William T. Vollmann is the author of The Atlas (winner of the 1997 PEN Center West Award), Seven Dreams: A Book of North American Landscapes, and Europe Central. His nonfiction includes Rising Up and Rising Down which was nominated for the National Book Critics Circle Award in 2003, and his novel Europe Central won the National Book Award in 2005.
The most blackly humorous and disenchanted voice in all of French literature. — John Sturrock - London Review of Books
My favorite French classic has to be Journey to the End of the Night. It's an epic that takes you all around the world, but the center of the world is Paris, or Céline's delirious, slightly hallucinatory, incredibly poetic vision of it.
— Andrew Hussey - The Guardian
This is the novel, perhaps more than any other, that inspired me to write fiction. Céline showed me that
it was possible to convey things that had heretofore seemed inaccessible. — Will Self - The New York Times Book Review
Teeming with disease, misanthropy, and dark comedy. — The New Yorker
An extraordinarily gifted writer, he writes like a lunging live wire, crackling and wayward, full of hidden danger. — Alfred Kazin

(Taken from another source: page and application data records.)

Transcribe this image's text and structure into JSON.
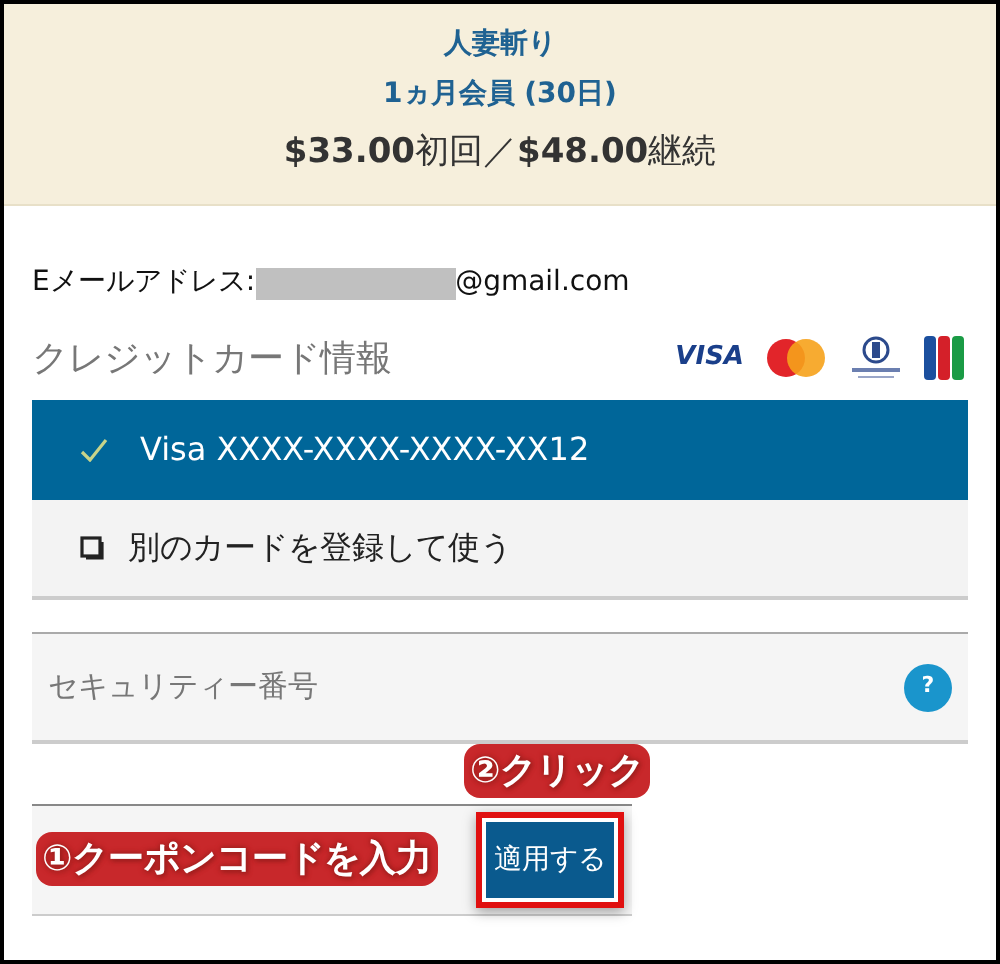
{
  "plan": {
    "title": "人妻斬り",
    "term": "1ヵ月会員 (30日)",
    "price_first": "$33.00",
    "price_first_label": "初回",
    "separator": "／",
    "price_renew": "$48.00",
    "price_renew_label": "継続"
  },
  "email": {
    "label": "Eメールアドレス:",
    "domain": "@gmail.com"
  },
  "credit_card": {
    "heading": "クレジットカード情報",
    "visa_logo": "VISA",
    "options": [
      {
        "kind": "saved",
        "label": "Visa XXXX-XXXX-XXXX-XX12",
        "selected": true
      },
      {
        "kind": "new",
        "label": "別のカードを登録して使う",
        "selected": false
      }
    ]
  },
  "security_field": {
    "placeholder": "セキュリティー番号",
    "help": "?"
  },
  "coupon": {
    "apply_button": "適用する"
  },
  "annotations": [
    {
      "label": "②クリック"
    },
    {
      "label": "①クーポンコードを入力"
    }
  ]
}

Terrifying: enormously powerful and slashing, satiric, misanthropic—but what power of the imagination! — James Laughlin
One of the greatest novels of the twentieth century. It could be said that without Céline there would have been no Henry Miller, no Jack Kerouac, no Charles Bukowski. — John Banville